Furthermore, Bitcoin’s value has been historically quite volatile. In a three-month span from October of 2017 to January of 2018, for instance, the volatility of the price of bitcoin reached nearly 8%. This is more than twice the volatility of Bitcoin in the 30-day period ending 15 January 2020.
However, the cryptocurrency Bitcoin now has a global presence as a result of its highly secure nature, which stems from the use of information transmission and encryption to form a blockchain.
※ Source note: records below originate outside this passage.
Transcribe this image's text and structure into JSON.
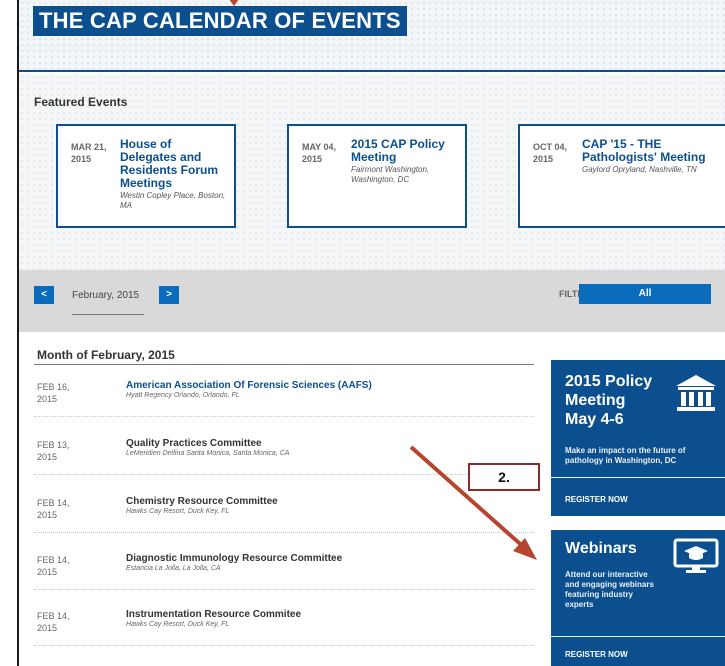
{
  "banner": {
    "title": "THE CAP CALENDAR OF EVENTS"
  },
  "featured": {
    "heading": "Featured Events",
    "events": [
      {
        "date_month": "MAR 21,",
        "date_year": "2015",
        "title": "House of Delegates and Residents Forum Meetings",
        "location": "Westin Copley Place, Boston, MA"
      },
      {
        "date_month": "MAY 04,",
        "date_year": "2015",
        "title": "2015 CAP Policy Meeting",
        "location": "Fairmont Washington, Washington, DC"
      },
      {
        "date_month": "OCT 04,",
        "date_year": "2015",
        "title": "CAP '15 - THE Pathologists' Meeting",
        "location": "Gaylord Opryland, Nashville, TN"
      }
    ]
  },
  "filter_bar": {
    "prev_label": "<",
    "next_label": ">",
    "current_month": "February, 2015",
    "filter_label": "FILTER BY",
    "filter_value": "All"
  },
  "month_list": {
    "heading": "Month of February, 2015",
    "events": [
      {
        "date_month": "FEB 16,",
        "date_year": "2015",
        "name": "American Association Of Forensic Sciences (AAFS)",
        "location": "Hyatt Regency Orlando, Orlando, FL"
      },
      {
        "date_month": "FEB 13,",
        "date_year": "2015",
        "name": "Quality Practices Committee",
        "location": "LeMeridien Delfina Santa Monica, Santa Monica, CA"
      },
      {
        "date_month": "FEB 14,",
        "date_year": "2015",
        "name": "Chemistry Resource Committee",
        "location": "Hawks Cay Resort, Duck Key, FL"
      },
      {
        "date_month": "FEB 14,",
        "date_year": "2015",
        "name": "Diagnostic Immunology Resource Committee",
        "location": "Estancia La Jolla, La Jolla, CA"
      },
      {
        "date_month": "FEB 14,",
        "date_year": "2015",
        "name": "Instrumentation Resource Commitee",
        "location": "Hawks Cay Resort, Duck Key, FL"
      }
    ]
  },
  "promos": {
    "policy": {
      "title_line1": "2015 Policy",
      "title_line2": "Meeting",
      "title_line3": "May 4-6",
      "desc_line1": "Make an impact on the future of",
      "desc_line2": "pathology in Washington, DC",
      "register": "REGISTER NOW",
      "icon": "capitol-building-icon"
    },
    "webinars": {
      "title": "Webinars",
      "desc_line1": "Attend our interactive",
      "desc_line2": "and engaging webinars",
      "desc_line3": "featuring industry",
      "desc_line4": "experts",
      "register": "REGISTER NOW",
      "icon": "monitor-graduation-cap-icon"
    }
  },
  "annotation": {
    "callout_label": "2."
  },
  "colors": {
    "brand_blue": "#0b4f8e",
    "button_blue": "#0b6bbd",
    "annotation_arrow": "#b5452e"
  }
}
Blockchain technology is the foundation for the implementation of cryptocurrency and is utilised via an online ledger which is maintained for all the transactions that have ever been conducted. This provides a data structure for this ledger that is quite secure and that is shared and agreed upon by the entire network with an individual node or computer maintaining a copy of the ledger. The blockchain technology is foreseen to have potential for uses like online voting and crowdfunding. Additionally, there is no central authority, government, or corporation that has access to your funds or your personal information.
However, cryptocurrencies are a virtual currency which are not stored on a central database, and as such there are risks that a digital cryptocurrency balance can be wiped out by the loss or destruction of a hard drive if a backup copy of the private key does not exist. Moreover, cryptocurrency poses a considerable amount of threat to digital transactions, which can be countered with strong cybersecurity measures.
Nevertheless, the world is constantly evolving in the field of digital transformation, to which most sectors in an economy will have to adapt. Digital currency, in this backdrop, will play a crucial role. Developing countries still lagging in embracing the digital wave will have to drive its regulations and protocols with strong safety measures when the time comes.